ASSIGNMENT:
Every line that contains "JSON" must be located and copied from the data.

Top of LISTED RECORDS

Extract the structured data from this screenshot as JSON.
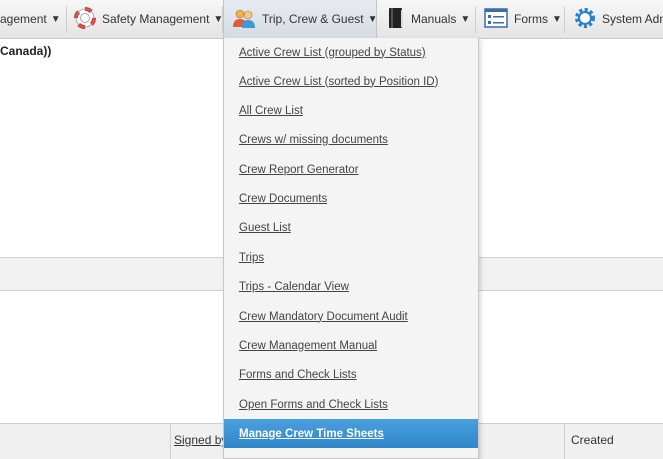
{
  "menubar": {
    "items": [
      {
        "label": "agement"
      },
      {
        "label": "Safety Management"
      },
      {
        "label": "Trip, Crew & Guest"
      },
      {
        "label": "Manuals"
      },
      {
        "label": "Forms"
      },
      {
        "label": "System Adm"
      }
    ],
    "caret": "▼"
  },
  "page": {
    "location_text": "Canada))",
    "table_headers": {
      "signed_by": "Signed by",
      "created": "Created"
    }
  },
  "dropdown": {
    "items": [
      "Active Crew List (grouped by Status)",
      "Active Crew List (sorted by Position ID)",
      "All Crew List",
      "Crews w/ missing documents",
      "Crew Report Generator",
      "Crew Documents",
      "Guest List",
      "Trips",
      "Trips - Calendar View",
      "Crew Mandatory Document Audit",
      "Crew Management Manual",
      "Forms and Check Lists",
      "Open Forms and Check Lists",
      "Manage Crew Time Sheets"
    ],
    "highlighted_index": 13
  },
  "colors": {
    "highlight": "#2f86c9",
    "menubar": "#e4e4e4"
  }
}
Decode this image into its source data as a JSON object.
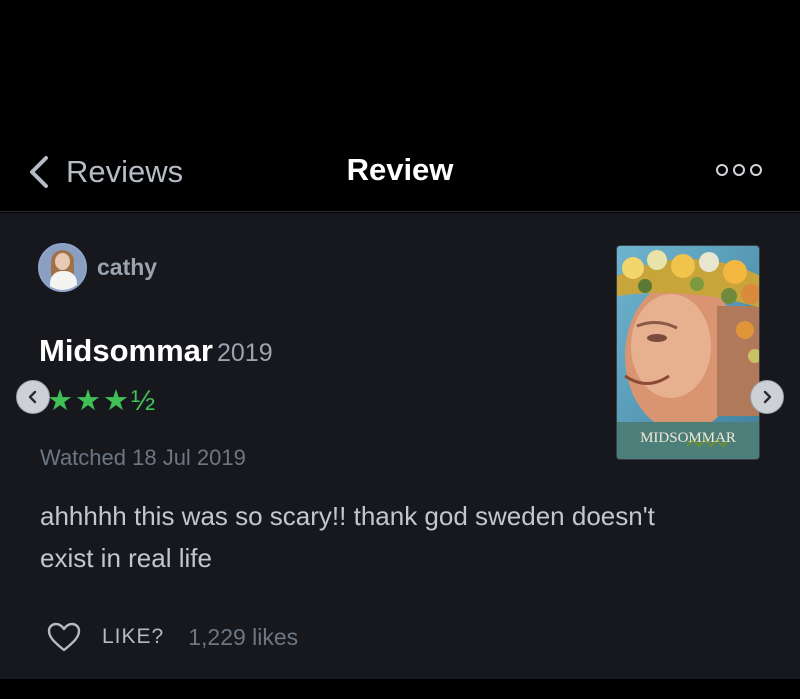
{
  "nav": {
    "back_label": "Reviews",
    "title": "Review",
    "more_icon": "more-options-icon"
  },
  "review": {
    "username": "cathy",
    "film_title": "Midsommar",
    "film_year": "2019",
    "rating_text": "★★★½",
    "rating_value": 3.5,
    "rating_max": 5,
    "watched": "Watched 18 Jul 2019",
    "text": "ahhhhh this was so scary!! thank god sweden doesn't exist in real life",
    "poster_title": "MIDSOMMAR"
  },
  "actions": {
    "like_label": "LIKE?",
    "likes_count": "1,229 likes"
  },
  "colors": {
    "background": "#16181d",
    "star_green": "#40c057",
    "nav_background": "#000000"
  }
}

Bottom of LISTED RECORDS

THE COMPLETED TASK:
Extract the structured data from this screenshot as JSON.
Decode this image into its source data as a JSON object.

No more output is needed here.